While diplomats are focused on the newly nuclear North Korea, some say a more likely threat comes from loose nuclear materials in the hands of terrorists. Non-proliferation experts point to a possible source: highly enriched uranium stored at Cold War-era research labs around the world — often under questionable security. Former United States Sen. Sam Nunn tells CBS News that radioactive material at insecure facilities is a "terrorist's dream."
The U.S. Government Accountability Office reports there are at least 128 facilities around the world with at least 20 kilograms (about 44 pounds) of highly enriched uranium.
"That's enough to make a bomb," says Matthew Bunn of Harvard University's Belfer Center for Science and International Affairs. Asked about security at these facilities, he notes that "Most research reactors have only a night watchman and a chain-link fence."
Others criticize the lack of a regulatory authority for the reactors. "There is no international, binding security standard," says Corey Hinderstein at the Nuclear Threat Initiative. That leaves labs in places like Libya, North Korea, Uzbekistan and Nigeria accountable only to their country's own security regulations.
The facilities are not hard to find — the International Atomic Energy Agency (IAEA) lists the research reactors on its Web site.
But local security regulations may not be enough. For example, the Rand Corporation reports that a reactor rod from a facility in Kinshasa, Congo, has been missing since the 1970s. One Congolese rod turned up in the hands of the Italian mafia before it was intercepted during an international sting operation. In 2000, highly enriched uranium was seized in the former Russian state of Georgia on its way to Turkey. In 2001, more was found on three traffickers in France. In addition, the IAEA has identified more than 827 incidents of illicit trafficking of nuclear and other radioactive materials in the past 11 years.
Nunn says while the IAEA and the U.S. Department of Energy have made progress in securing or shutting down the reactors, he's worried they're not moving fast enough, "That's the raw material of terrorism," he says. "And it's not properly secured in many cases."
The Department of Energy says it has accelerated efforts to close down reactors around the world as well as negotiate agreements to replace the use of dangerous fuels with safer materials. The department says six reactors will be converted by the end of this year.
"It's an uphill battle; the conversion process takes a while," says Bryan Wilkes at the National Nuclear Security Administration. He adds that countries with research reactors are proud of their facilities and are often reluctant to give up their highly enriched uranium, "It's a prestige thing."
But despite recent efforts, Hinderstein at the Nuclear Threat Initiative says, "About a dozen conversions have taken place in the past 12 years — and that is not enough."

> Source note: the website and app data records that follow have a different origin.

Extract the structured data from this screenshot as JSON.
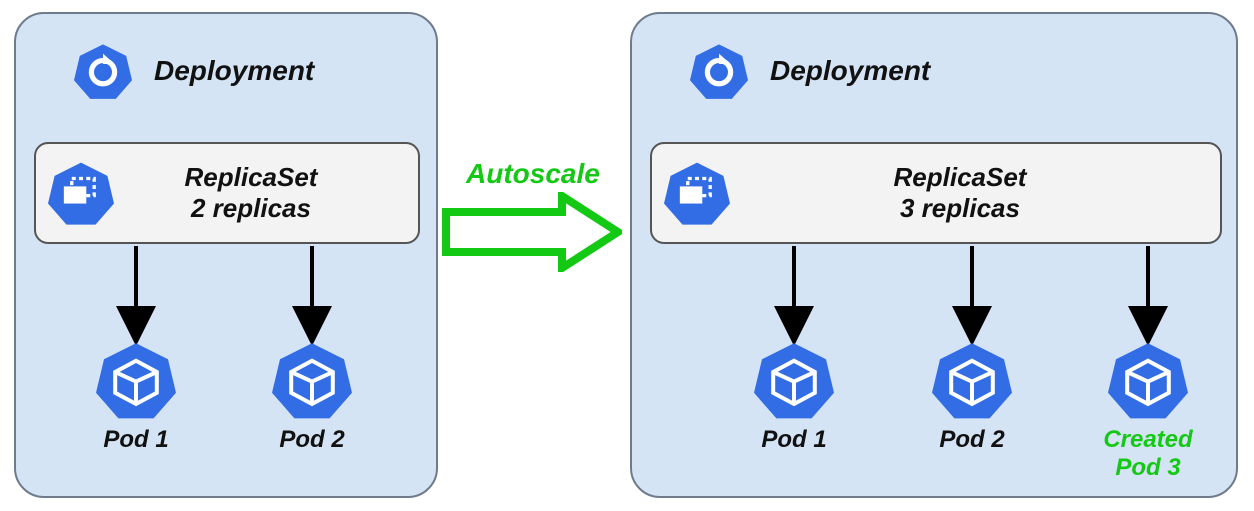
{
  "left": {
    "title": "Deployment",
    "replicaset": {
      "title": "ReplicaSet",
      "subtitle": "2 replicas"
    },
    "pods": [
      {
        "label": "Pod 1",
        "created": false
      },
      {
        "label": "Pod 2",
        "created": false
      }
    ]
  },
  "right": {
    "title": "Deployment",
    "replicaset": {
      "title": "ReplicaSet",
      "subtitle": "3 replicas"
    },
    "pods": [
      {
        "label": "Pod 1",
        "created": false
      },
      {
        "label": "Pod 2",
        "created": false
      },
      {
        "label": "Pod 3",
        "created": true,
        "prefix": "Created"
      }
    ]
  },
  "action": {
    "label": "Autoscale"
  },
  "colors": {
    "k8s_blue": "#326de6",
    "accent_green": "#14c914"
  }
}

A deal to convert reactors in Kazakhstan is in the works but is unlikely to be done until 2010. The Energy Department says China has begun discussions with the United States to convert the fuel it supplies to reactors in Nigeria, Ghana, Syria, Pakistan and Iran. But there is still no agreement on the reactors operating inside China.
Nunn tells CBS News that although the facilities house only small amounts of highly enriched uranium, the material could be potentially devastating, "A crude weapon could destroy a city and indeed shake the confidence of the world," he says.
By Laura Strickler